Target Wants to Go to College With Your Kids and Your Money
NEW YORK (TheStreet) -- This summer open houses for high school graduates and weddings for lucky couples might have more in common than the weather. Big box retailer Target
Target launched beta testing for its new college registry, which will complement the retailers' wedding and baby registries. Target is offering categories like bedding, bath, kitchen & dining, furniture, decor, storage & organization, and electronics. The new registry type is set up to encourage friends and families to purchase items for open houses.
In an attempt to appeal to the high schoolers creating the registries, Target has also invested in new technology. iPads will be used instead of in store kiosks for registries and iPod Touches replace the normal scanning guns to select items throughout the aisles of the massive retailer.
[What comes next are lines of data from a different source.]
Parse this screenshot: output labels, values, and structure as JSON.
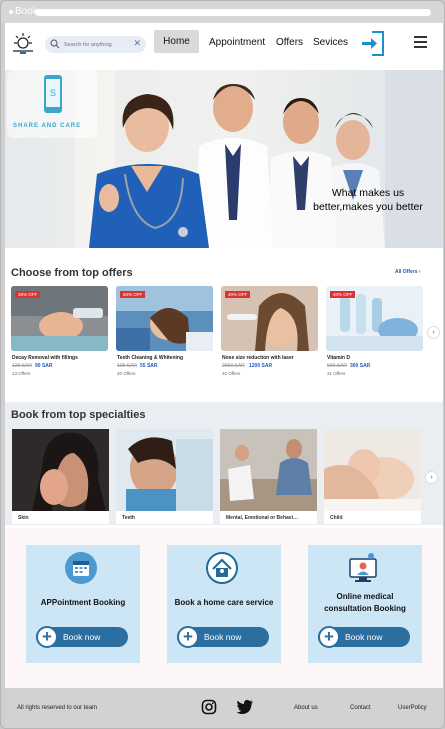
{
  "window": {
    "title": "Book"
  },
  "header": {
    "search_placeholder": "Search for anything",
    "search_clear": "✕",
    "nav": [
      "Home",
      "Appointment",
      "Offers",
      "Sevices"
    ]
  },
  "hero": {
    "brand_letter": "S",
    "brand_name": "SHARE AND CARE",
    "tagline_line1": "What makes us",
    "tagline_line2": "better,makes you better"
  },
  "offers": {
    "title": "Choose from top offers",
    "all_label": "All Offers",
    "all_arrow": "›",
    "next_arrow": "›",
    "items": [
      {
        "badge": "25% OFF",
        "name": "Decay Removal with fillings",
        "old": "120 SAR",
        "new": "90 SAR",
        "count": "13 Offers"
      },
      {
        "badge": "50% OFF",
        "name": "Teeth Cleaning & Whitening",
        "old": "105 SAR",
        "new": "55 SAR",
        "count": "40 Offers"
      },
      {
        "badge": "40% OFF",
        "name": "Nose size reduction with laser",
        "old": "2000 SAR",
        "new": "1200 SAR",
        "count": "32 Offers"
      },
      {
        "badge": "40% OFF",
        "name": "Vitamin D",
        "old": "500 SAR",
        "new": "300 SAR",
        "count": "31 Offers"
      }
    ]
  },
  "specialties": {
    "title": "Book from top specialties",
    "next_arrow": "›",
    "items": [
      "Skin",
      "Teeth",
      "Mental, Emotional or Behavi…",
      "Child"
    ]
  },
  "services": [
    {
      "title": "APPointment Booking",
      "button": "Book now",
      "icon": "calendar-icon"
    },
    {
      "title": "Book a home care service",
      "button": "Book now",
      "icon": "home-care-icon"
    },
    {
      "title": "Online medical consultation Booking",
      "button": "Book now",
      "icon": "online-consultation-icon"
    }
  ],
  "footer": {
    "copyright": "All rights reserved to our team",
    "links": [
      "About us",
      "Contact",
      "UserPolicy"
    ]
  },
  "colors": {
    "accent": "#2a6fa0",
    "card_bg": "#cde6f5",
    "link": "#2158c4",
    "badge": "#d93434"
  }
}
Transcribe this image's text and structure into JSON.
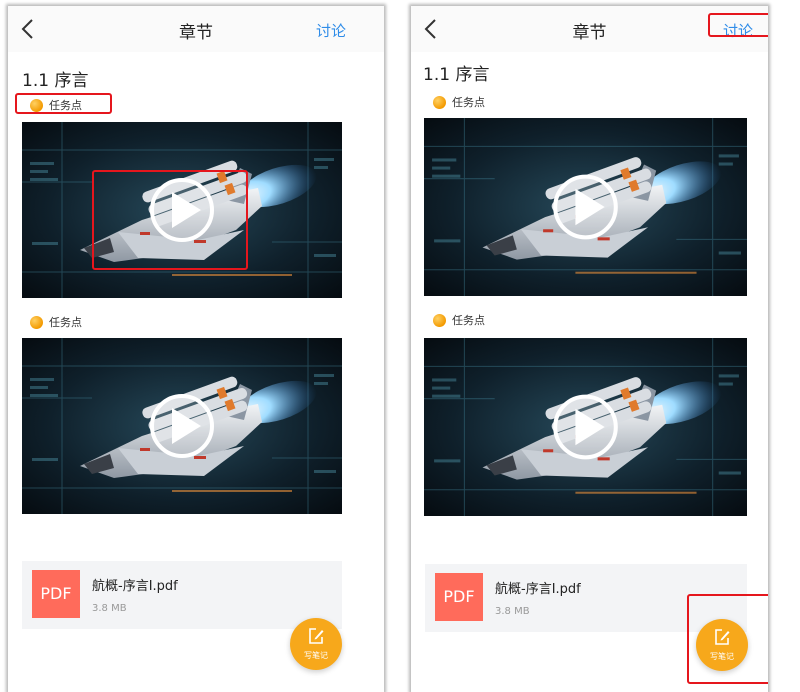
{
  "screens": [
    {
      "nav_title": "章节",
      "discuss_label": "讨论",
      "section_title": "1.1 序言",
      "task_points": [
        "任务点",
        "任务点"
      ],
      "file": {
        "type_label": "PDF",
        "name": "航概-序言I.pdf",
        "size": "3.8 MB"
      },
      "note_button_label": "写笔记"
    },
    {
      "nav_title": "章节",
      "discuss_label": "讨论",
      "section_title": "1.1 序言",
      "task_points": [
        "任务点",
        "任务点"
      ],
      "file": {
        "type_label": "PDF",
        "name": "航概-序言I.pdf",
        "size": "3.8 MB"
      },
      "note_button_label": "写笔记"
    }
  ],
  "colors": {
    "accent_blue": "#2f8ce8",
    "highlight_red": "#e5161d",
    "task_dot_orange": "#f39a00",
    "pdf_red": "#ff6b5b",
    "fab_orange": "#f7a81b"
  },
  "icons": [
    "back-icon",
    "play-icon",
    "task-dot-icon",
    "pdf-file-icon",
    "edit-note-icon"
  ]
}
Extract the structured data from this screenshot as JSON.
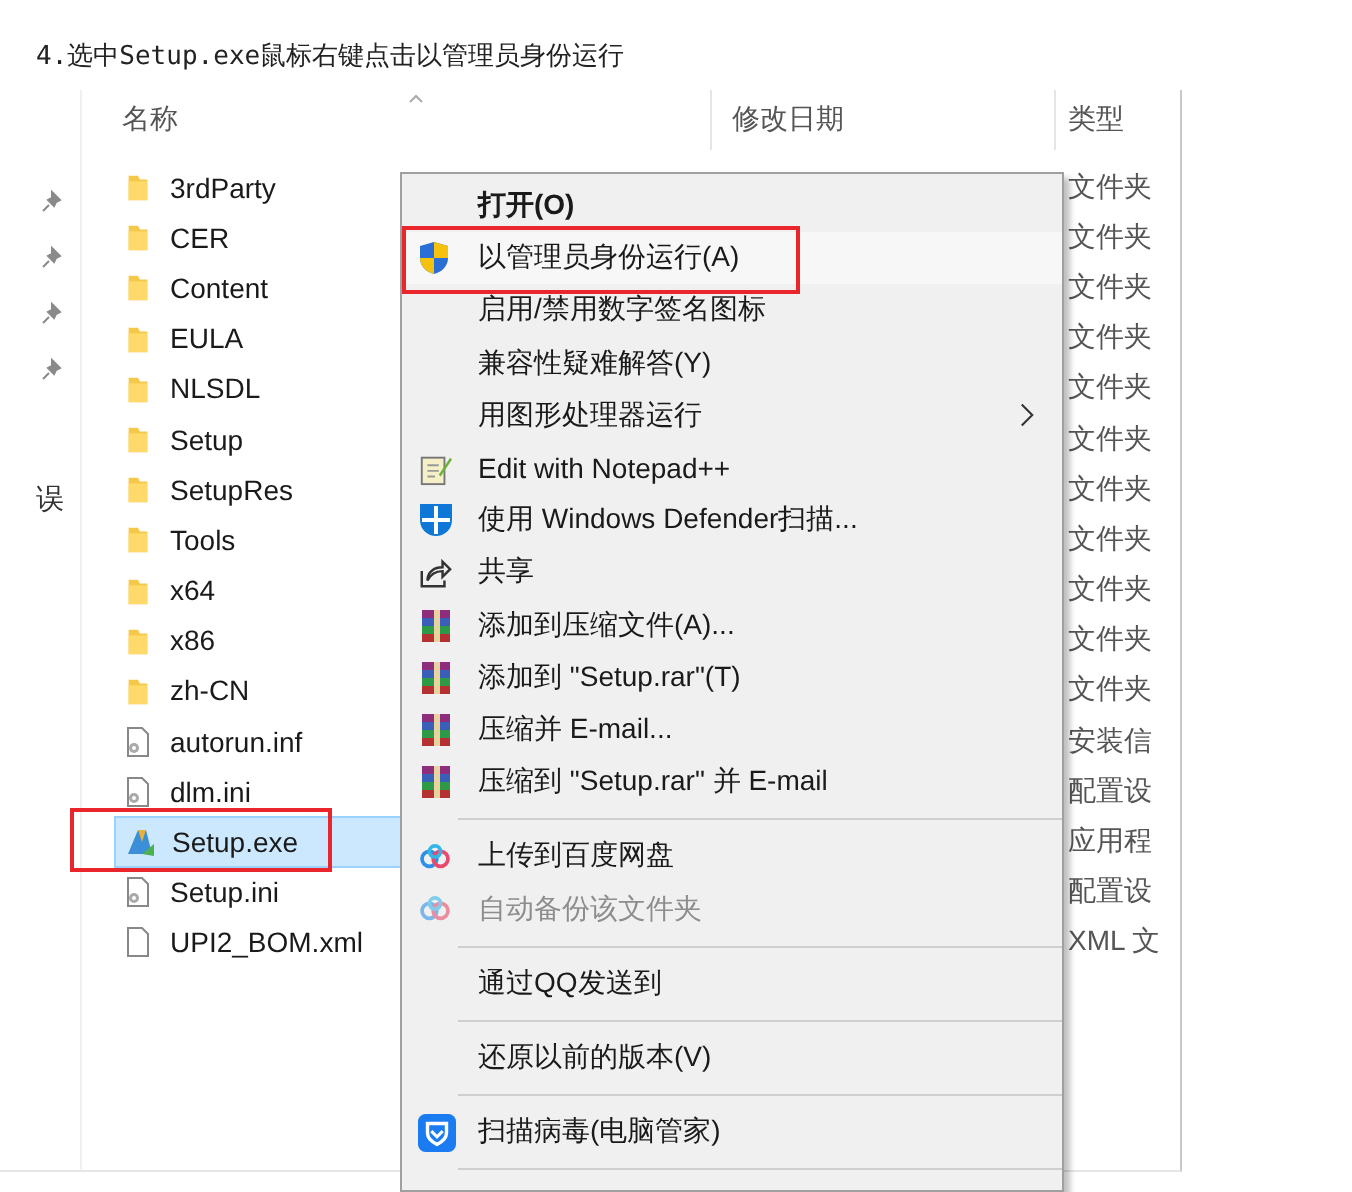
{
  "caption": "4.选中Setup.exe鼠标右键点击以管理员身份运行",
  "nav": {
    "pinned_count_text": "误"
  },
  "columns": [
    "名称",
    "修改日期",
    "类型"
  ],
  "files": [
    {
      "name": "3rdParty",
      "kind": "folder",
      "type": "文件夹",
      "selected": false,
      "annotated": false
    },
    {
      "name": "CER",
      "kind": "folder",
      "type": "文件夹",
      "selected": false,
      "annotated": false
    },
    {
      "name": "Content",
      "kind": "folder",
      "type": "文件夹",
      "selected": false,
      "annotated": false
    },
    {
      "name": "EULA",
      "kind": "folder",
      "type": "文件夹",
      "selected": false,
      "annotated": false
    },
    {
      "name": "NLSDL",
      "kind": "folder",
      "type": "文件夹",
      "selected": false,
      "annotated": false
    },
    {
      "name": "Setup",
      "kind": "folder",
      "type": "文件夹",
      "selected": false,
      "annotated": false
    },
    {
      "name": "SetupRes",
      "kind": "folder",
      "type": "文件夹",
      "selected": false,
      "annotated": false
    },
    {
      "name": "Tools",
      "kind": "folder",
      "type": "文件夹",
      "selected": false,
      "annotated": false
    },
    {
      "name": "x64",
      "kind": "folder",
      "type": "文件夹",
      "selected": false,
      "annotated": false
    },
    {
      "name": "x86",
      "kind": "folder",
      "type": "文件夹",
      "selected": false,
      "annotated": false
    },
    {
      "name": "zh-CN",
      "kind": "folder",
      "type": "文件夹",
      "selected": false,
      "annotated": false
    },
    {
      "name": "autorun.inf",
      "kind": "config",
      "type": "安装信",
      "selected": false,
      "annotated": false
    },
    {
      "name": "dlm.ini",
      "kind": "config",
      "type": "配置设",
      "selected": false,
      "annotated": false
    },
    {
      "name": "Setup.exe",
      "kind": "exe",
      "type": "应用程",
      "selected": true,
      "annotated": true
    },
    {
      "name": "Setup.ini",
      "kind": "config",
      "type": "配置设",
      "selected": false,
      "annotated": false
    },
    {
      "name": "UPI2_BOM.xml",
      "kind": "file",
      "type": "XML 文",
      "selected": false,
      "annotated": false
    }
  ],
  "context_menu": [
    {
      "kind": "plain",
      "label": "打开(O)",
      "default": true,
      "disabled": false,
      "submenu": false,
      "annotated": false
    },
    {
      "kind": "uac",
      "label": "以管理员身份运行(A)",
      "default": false,
      "disabled": false,
      "submenu": false,
      "annotated": true
    },
    {
      "kind": "plain",
      "label": "启用/禁用数字签名图标",
      "default": false,
      "disabled": false,
      "submenu": false,
      "annotated": false
    },
    {
      "kind": "plain",
      "label": "兼容性疑难解答(Y)",
      "default": false,
      "disabled": false,
      "submenu": false,
      "annotated": false
    },
    {
      "kind": "plain",
      "label": "用图形处理器运行",
      "default": false,
      "disabled": false,
      "submenu": true,
      "annotated": false
    },
    {
      "kind": "notepad",
      "label": "Edit with Notepad++",
      "default": false,
      "disabled": false,
      "submenu": false,
      "annotated": false
    },
    {
      "kind": "defender",
      "label": "使用 Windows Defender扫描...",
      "default": false,
      "disabled": false,
      "submenu": false,
      "annotated": false
    },
    {
      "kind": "share",
      "label": "共享",
      "default": false,
      "disabled": false,
      "submenu": false,
      "annotated": false
    },
    {
      "kind": "rar",
      "label": "添加到压缩文件(A)...",
      "default": false,
      "disabled": false,
      "submenu": false,
      "annotated": false
    },
    {
      "kind": "rar",
      "label": "添加到 \"Setup.rar\"(T)",
      "default": false,
      "disabled": false,
      "submenu": false,
      "annotated": false
    },
    {
      "kind": "rar",
      "label": "压缩并 E-mail...",
      "default": false,
      "disabled": false,
      "submenu": false,
      "annotated": false
    },
    {
      "kind": "rar",
      "label": "压缩到 \"Setup.rar\" 并 E-mail",
      "default": false,
      "disabled": false,
      "submenu": false,
      "annotated": false
    },
    {
      "kind": "separator"
    },
    {
      "kind": "cloud",
      "label": "上传到百度网盘",
      "default": false,
      "disabled": false,
      "submenu": false,
      "annotated": false
    },
    {
      "kind": "cloud",
      "label": "自动备份该文件夹",
      "default": false,
      "disabled": true,
      "submenu": false,
      "annotated": false
    },
    {
      "kind": "separator"
    },
    {
      "kind": "plain",
      "label": "通过QQ发送到",
      "default": false,
      "disabled": false,
      "submenu": false,
      "annotated": false
    },
    {
      "kind": "separator"
    },
    {
      "kind": "plain",
      "label": "还原以前的版本(V)",
      "default": false,
      "disabled": false,
      "submenu": false,
      "annotated": false
    },
    {
      "kind": "separator"
    },
    {
      "kind": "guard",
      "label": "扫描病毒(电脑管家)",
      "default": false,
      "disabled": false,
      "submenu": false,
      "annotated": false
    },
    {
      "kind": "separator"
    }
  ]
}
"We know that going to college marks an exciting life change for Millennials, and Target offers a variety of tools for high-school graduates and college students as they establish their own style and brand preferences," Jenna Reck told TheStreet in an emailed comment.
The registry "helps students easily create a list of everything they need for college," she added. "It also provides a tool for families and friends to select gifts that graduates want and need. Target is one of few retailers to offer a registry program specifically for college students."
While the new registry service is a nice complement and could boost sales and traffic, it also serves to get people signed up for its subscription service. According to Reck, this service that allows people to order products from Target's Web site on a recurring schedule and have them delivered to their doorstep.
"For college students and families of college students, Target Subscriptions offer a modern day twist on the classic 'care package' by allowing parents or loved ones of college students to provide the necessities on a regular basis," she pointed out.
Launched last year, Target Subscriptions is an attempt to take Amazon